**Your goal:** Check each line of the entries below for the word "email", and copy the lines that have it.

**Task data:**
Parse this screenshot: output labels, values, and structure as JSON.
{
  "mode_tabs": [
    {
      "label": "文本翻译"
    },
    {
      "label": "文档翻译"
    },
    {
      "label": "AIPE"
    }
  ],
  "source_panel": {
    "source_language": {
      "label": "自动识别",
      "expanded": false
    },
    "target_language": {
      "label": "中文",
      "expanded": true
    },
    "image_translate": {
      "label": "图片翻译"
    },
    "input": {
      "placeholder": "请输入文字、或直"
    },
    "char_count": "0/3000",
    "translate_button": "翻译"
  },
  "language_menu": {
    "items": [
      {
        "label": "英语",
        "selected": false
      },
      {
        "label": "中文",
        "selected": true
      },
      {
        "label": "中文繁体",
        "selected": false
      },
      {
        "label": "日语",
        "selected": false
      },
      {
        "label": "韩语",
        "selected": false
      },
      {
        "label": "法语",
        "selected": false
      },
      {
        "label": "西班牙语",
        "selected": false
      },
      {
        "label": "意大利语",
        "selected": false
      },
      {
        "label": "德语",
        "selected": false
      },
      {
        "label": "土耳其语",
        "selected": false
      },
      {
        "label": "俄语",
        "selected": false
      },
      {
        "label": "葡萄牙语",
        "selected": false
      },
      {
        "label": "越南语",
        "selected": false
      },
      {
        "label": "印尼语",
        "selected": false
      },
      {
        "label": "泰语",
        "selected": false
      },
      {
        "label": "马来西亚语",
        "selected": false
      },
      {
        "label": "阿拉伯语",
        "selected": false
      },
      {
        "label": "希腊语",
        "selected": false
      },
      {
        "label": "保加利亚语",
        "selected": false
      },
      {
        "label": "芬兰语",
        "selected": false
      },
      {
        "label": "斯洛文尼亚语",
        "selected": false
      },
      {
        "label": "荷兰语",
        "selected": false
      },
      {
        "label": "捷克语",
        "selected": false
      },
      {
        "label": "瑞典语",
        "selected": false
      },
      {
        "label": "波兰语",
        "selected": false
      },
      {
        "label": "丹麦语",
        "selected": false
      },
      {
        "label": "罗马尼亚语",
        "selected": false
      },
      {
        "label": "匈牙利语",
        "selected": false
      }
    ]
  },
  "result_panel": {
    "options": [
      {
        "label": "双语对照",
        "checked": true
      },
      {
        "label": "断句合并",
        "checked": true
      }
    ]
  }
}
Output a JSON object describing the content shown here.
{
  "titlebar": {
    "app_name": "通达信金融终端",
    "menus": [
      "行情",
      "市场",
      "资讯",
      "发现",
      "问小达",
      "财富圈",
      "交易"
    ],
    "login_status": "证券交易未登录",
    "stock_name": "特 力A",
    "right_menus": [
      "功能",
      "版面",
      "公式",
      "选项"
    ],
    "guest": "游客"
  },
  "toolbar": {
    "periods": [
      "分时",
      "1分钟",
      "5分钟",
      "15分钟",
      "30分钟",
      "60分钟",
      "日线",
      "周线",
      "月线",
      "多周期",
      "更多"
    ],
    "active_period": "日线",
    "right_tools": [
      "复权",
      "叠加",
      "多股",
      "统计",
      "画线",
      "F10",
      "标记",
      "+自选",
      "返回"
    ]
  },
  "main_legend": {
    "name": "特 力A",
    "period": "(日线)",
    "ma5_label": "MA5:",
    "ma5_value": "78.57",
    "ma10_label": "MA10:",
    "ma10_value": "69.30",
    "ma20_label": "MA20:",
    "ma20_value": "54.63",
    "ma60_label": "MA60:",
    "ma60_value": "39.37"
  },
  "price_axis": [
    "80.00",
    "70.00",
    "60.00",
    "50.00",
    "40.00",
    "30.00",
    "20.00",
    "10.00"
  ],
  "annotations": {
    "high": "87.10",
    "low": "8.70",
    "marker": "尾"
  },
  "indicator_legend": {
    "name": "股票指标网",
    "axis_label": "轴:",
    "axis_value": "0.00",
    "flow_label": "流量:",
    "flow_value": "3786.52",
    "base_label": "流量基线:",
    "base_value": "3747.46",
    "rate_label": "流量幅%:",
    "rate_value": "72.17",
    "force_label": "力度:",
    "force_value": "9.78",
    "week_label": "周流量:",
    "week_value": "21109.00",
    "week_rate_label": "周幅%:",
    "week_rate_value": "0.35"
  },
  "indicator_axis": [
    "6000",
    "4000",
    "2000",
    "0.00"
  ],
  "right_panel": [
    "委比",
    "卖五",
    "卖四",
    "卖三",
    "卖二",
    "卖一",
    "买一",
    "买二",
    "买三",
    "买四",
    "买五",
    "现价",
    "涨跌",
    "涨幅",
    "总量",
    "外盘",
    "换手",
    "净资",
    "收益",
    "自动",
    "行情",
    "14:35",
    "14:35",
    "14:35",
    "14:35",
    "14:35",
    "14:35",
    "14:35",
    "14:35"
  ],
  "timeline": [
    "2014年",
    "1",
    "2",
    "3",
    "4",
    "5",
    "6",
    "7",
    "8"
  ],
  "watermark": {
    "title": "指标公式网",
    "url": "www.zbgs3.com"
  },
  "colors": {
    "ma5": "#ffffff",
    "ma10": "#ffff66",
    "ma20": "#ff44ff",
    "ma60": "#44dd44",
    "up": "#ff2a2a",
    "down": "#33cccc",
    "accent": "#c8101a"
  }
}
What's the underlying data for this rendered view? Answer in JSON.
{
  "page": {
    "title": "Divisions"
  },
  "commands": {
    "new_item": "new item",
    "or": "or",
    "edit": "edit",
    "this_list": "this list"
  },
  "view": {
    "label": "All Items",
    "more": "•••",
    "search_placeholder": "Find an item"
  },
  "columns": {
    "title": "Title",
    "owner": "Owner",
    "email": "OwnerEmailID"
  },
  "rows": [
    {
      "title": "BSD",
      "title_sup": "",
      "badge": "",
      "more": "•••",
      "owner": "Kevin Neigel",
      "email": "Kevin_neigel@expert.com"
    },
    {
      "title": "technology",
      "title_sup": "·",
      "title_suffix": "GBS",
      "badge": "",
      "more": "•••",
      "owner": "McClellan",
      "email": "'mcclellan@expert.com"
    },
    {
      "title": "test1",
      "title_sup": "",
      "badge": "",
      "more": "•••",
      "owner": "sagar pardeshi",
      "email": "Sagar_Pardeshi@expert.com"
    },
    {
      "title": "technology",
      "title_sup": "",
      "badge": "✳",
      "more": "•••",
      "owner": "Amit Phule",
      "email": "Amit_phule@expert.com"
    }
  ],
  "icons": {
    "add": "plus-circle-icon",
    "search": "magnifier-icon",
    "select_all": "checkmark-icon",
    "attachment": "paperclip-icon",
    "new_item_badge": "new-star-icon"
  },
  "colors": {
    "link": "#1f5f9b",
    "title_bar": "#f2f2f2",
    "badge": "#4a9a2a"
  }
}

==

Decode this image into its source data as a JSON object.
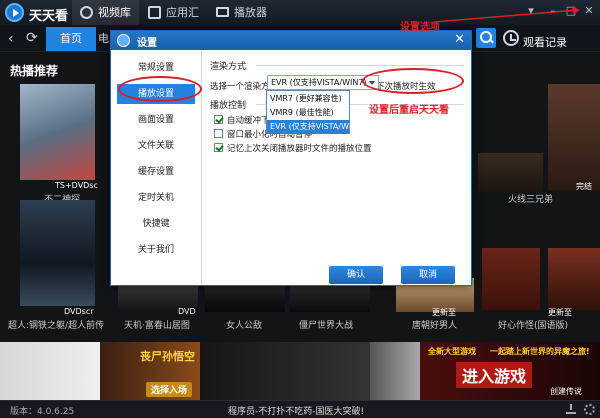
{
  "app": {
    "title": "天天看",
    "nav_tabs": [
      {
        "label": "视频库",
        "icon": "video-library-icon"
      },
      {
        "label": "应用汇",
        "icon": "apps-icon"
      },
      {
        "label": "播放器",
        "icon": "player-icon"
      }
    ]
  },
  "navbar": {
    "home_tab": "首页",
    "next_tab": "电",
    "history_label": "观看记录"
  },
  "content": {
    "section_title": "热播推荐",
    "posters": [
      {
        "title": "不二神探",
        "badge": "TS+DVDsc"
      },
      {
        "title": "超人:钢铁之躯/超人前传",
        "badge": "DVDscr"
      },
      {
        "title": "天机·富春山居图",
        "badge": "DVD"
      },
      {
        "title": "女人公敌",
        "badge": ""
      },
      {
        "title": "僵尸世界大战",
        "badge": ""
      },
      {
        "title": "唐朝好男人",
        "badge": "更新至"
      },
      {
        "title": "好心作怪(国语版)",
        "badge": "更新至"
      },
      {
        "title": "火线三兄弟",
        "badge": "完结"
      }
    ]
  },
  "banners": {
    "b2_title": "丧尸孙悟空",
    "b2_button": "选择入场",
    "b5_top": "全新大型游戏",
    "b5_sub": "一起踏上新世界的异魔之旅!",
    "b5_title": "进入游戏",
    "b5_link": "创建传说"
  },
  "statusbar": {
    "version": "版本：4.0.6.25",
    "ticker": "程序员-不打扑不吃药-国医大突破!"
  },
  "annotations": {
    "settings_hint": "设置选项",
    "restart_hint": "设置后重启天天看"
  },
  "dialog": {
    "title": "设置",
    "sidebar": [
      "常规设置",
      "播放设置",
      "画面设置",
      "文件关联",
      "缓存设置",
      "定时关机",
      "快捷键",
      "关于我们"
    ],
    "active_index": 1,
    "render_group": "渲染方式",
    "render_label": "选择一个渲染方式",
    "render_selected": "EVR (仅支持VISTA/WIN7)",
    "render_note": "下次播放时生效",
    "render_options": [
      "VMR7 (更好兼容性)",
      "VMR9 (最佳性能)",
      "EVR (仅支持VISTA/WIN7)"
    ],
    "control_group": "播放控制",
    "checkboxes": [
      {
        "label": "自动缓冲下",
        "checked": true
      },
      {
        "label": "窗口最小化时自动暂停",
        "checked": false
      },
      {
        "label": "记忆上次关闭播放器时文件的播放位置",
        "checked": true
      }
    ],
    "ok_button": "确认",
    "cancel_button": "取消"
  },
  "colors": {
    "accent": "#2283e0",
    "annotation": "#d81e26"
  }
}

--

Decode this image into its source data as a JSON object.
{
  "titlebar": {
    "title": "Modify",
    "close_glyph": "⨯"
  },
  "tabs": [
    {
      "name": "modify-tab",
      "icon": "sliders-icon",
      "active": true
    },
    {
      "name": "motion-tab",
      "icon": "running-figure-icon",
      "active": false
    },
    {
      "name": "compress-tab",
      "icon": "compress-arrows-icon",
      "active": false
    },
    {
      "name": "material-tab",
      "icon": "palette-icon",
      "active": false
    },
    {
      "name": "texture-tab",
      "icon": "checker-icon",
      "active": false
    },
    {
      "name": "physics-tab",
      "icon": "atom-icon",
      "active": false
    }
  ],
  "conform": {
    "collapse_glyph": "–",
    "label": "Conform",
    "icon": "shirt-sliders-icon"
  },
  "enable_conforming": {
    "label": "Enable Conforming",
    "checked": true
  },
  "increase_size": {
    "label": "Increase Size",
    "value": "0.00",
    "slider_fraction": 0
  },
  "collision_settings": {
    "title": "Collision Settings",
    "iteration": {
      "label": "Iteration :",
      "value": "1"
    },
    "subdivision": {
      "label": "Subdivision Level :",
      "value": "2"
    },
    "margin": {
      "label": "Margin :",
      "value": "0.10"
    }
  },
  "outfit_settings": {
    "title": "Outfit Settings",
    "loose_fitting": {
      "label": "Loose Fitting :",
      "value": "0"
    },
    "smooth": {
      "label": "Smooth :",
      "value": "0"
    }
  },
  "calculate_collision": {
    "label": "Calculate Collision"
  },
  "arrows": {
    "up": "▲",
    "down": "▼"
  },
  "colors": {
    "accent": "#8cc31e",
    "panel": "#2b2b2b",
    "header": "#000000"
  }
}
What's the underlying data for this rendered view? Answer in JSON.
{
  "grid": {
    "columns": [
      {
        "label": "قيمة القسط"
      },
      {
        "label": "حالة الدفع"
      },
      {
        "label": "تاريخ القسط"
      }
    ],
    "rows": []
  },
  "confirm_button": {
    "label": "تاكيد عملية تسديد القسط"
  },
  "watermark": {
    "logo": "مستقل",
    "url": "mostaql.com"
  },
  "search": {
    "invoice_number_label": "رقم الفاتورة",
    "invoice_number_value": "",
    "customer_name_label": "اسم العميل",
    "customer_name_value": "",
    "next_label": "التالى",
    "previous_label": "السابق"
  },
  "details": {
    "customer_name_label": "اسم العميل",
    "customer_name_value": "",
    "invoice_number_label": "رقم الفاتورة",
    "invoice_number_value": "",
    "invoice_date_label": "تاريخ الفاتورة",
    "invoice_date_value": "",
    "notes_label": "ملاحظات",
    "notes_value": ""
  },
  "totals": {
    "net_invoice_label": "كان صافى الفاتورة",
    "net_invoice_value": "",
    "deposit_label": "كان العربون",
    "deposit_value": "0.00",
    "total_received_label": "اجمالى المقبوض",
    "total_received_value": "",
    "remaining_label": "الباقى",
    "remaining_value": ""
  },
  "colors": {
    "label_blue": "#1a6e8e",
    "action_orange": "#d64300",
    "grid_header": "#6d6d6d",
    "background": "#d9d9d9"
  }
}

**Response area:**
    "email": "OwnerEmailID"
      "email": "Kevin_neigel@expert.com"
      "email": "'mcclellan@expert.com"
      "email": "Sagar_Pardeshi@expert.com"
      "email": "Amit_phule@expert.com"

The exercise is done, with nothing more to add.